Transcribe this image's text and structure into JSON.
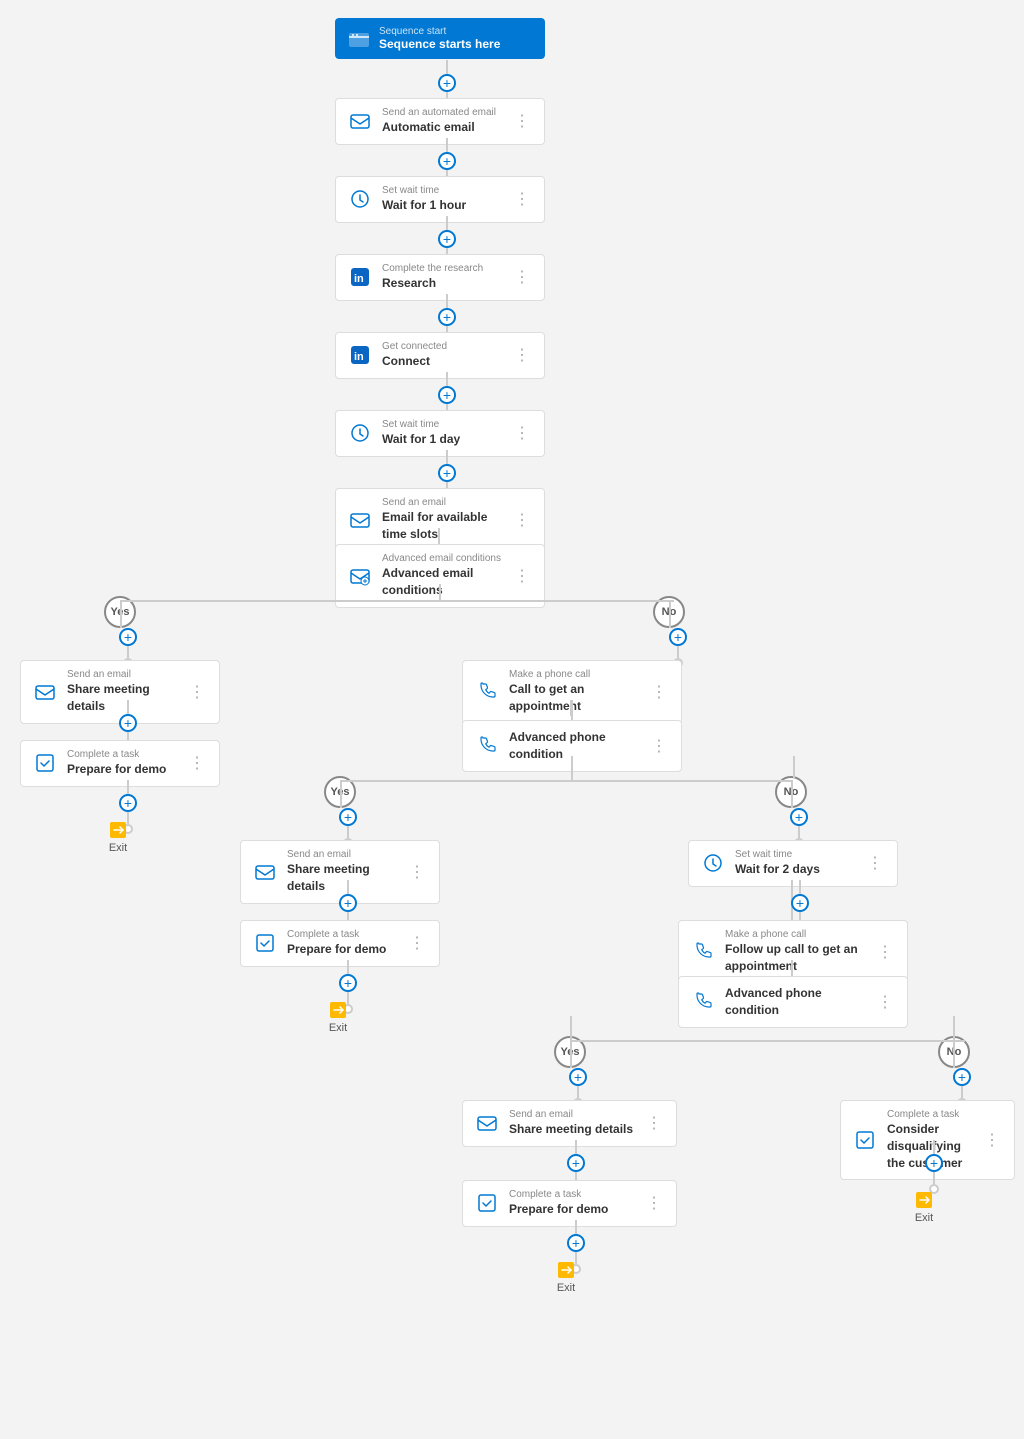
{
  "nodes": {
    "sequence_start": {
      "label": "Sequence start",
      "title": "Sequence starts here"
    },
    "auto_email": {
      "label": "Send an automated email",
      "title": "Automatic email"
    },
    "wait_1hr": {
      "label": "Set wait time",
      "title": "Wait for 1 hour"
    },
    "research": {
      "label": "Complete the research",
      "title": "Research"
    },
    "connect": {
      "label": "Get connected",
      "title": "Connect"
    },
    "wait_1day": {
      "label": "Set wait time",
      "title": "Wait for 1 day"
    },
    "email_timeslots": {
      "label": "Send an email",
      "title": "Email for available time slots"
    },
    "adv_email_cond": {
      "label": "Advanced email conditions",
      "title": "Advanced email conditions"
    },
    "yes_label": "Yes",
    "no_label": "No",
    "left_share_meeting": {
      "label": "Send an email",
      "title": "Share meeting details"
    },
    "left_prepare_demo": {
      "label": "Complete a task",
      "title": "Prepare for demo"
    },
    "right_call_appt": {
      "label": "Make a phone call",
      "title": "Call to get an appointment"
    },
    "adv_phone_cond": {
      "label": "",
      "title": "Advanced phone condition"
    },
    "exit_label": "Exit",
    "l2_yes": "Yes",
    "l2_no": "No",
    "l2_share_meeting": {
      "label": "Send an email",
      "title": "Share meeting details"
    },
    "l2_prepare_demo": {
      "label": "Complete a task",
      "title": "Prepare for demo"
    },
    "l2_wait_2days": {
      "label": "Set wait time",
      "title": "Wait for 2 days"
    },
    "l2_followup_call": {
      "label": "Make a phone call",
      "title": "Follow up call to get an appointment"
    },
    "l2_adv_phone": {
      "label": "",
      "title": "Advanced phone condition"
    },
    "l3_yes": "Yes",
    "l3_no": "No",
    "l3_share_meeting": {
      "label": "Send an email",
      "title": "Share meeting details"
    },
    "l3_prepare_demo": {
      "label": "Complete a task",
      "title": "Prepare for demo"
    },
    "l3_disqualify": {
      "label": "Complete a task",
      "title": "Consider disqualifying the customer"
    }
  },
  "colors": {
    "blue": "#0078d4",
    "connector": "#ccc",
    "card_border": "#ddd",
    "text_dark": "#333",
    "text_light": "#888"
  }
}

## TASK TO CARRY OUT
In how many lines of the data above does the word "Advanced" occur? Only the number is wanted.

## SOLUTION FOR THIS PROBLEM
4